Israeli Prime Minister Naftali Bennett, on Sunday, held meetings with the Foreign Ministers of UAE and Bahrain and told them that Israel’s original Arab peace partners-Egypt and Jordan-support the Abraham Accords. Signed in September 2020, the historic pact normalised Israel’s ties with both Arab states. Notably, Egypt (1979) and Jordan (1994) were the first Arab states to normalise their relationship with Israel following the Arab-Israel wars in 1948.
Meanwhile, hosting Khalifa al-Marar and Abdullatif Al Zayani at his hotel room in New York, Bennett assured that Israel wanted to continue the pact. “First of all, I want to tell you that I met the king of Jordan and the president of Egypt, and they’re of course delighted with the ensuing relationship between our countries, and I want to assure you of continuity,” Bennett said adding, “We’re stable and we believe in this relationship and we want to expand it as much as possible.”
The much-vaunted Abraham Accords normalises Israel's relations with UAE and Bahrain and encompasses ways to enhance partnership in the form of tourism, direct flights, scientific cooperation and, in time, establish full embassy-level diplomatic ties. The deal was brokered by former US President Donald Trump, a staunch supporter of Israeli claims over the Gaza Strip and the West Bank.

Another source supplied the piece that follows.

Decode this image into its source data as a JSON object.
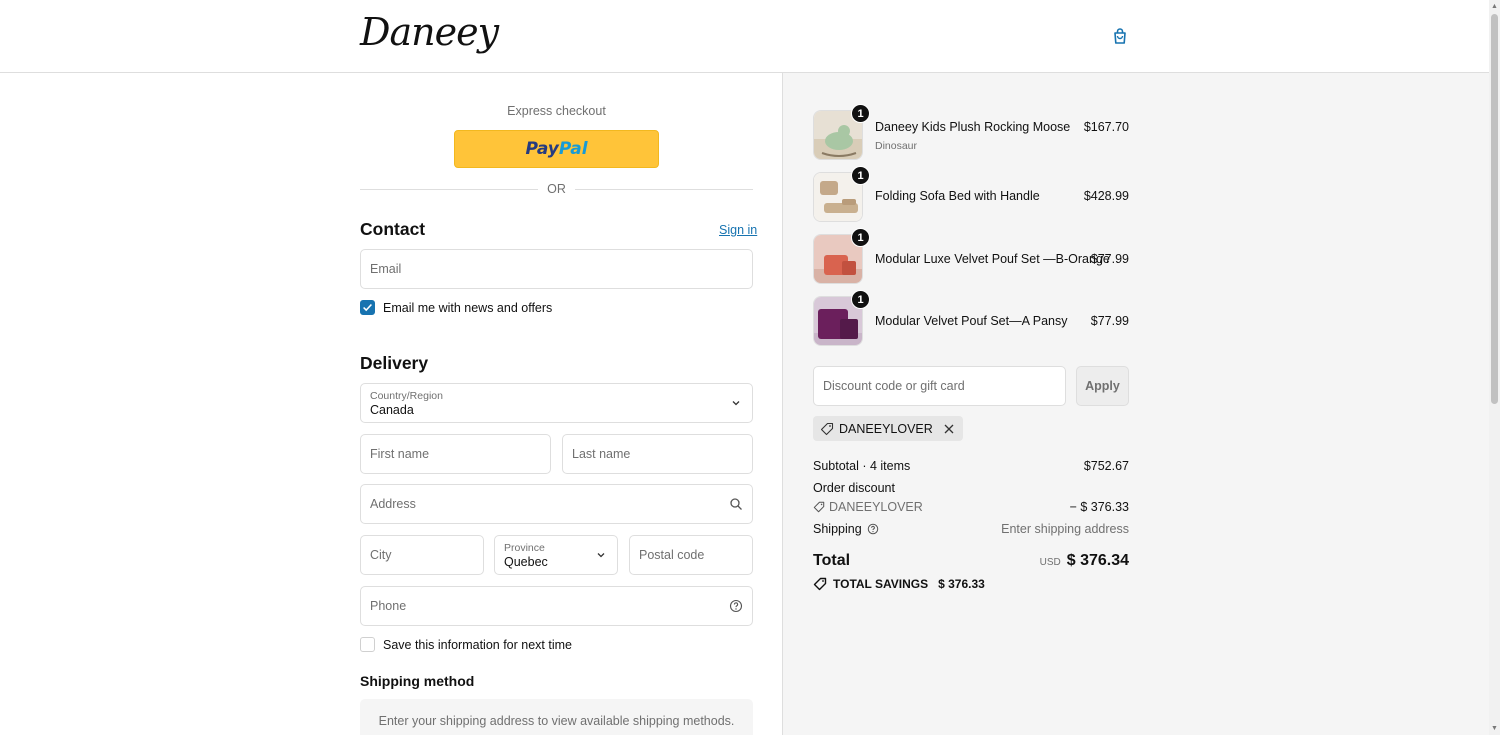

In August, Trump first proposed the peace agreement between his ‘three great friends’. Almost a month later, on September 15, Trump was joined by the then Israeli Prime Minister Benjamin Netanyahu and foreign ministers of the UAE and Bahrain at the White House to ink the historic Abraham Accord. While both UAE and Bahrain had never supported or opposed the Palestinian cause, Israel had openly announced a claim over the Palestinian held land.
Abraham Accord was named to honour the patriarch of three major Abrahamic religions - Christianity, Islam and Judaism. Since the creation of the State of Israel in 1948 and the exodus of more than 7.5 lakh Palestinians from the area, there have only been two peace agreements brokered between Israel and other Arab countries. Other notable mentions include Lebanon, 1982; Arab Peace Initiative, 2002; Libya, 2004; and Syria in 1990 and 2010. These pacts have been problematic because peace was not maintained, and border skirmishes or war broke out after signing the treaty.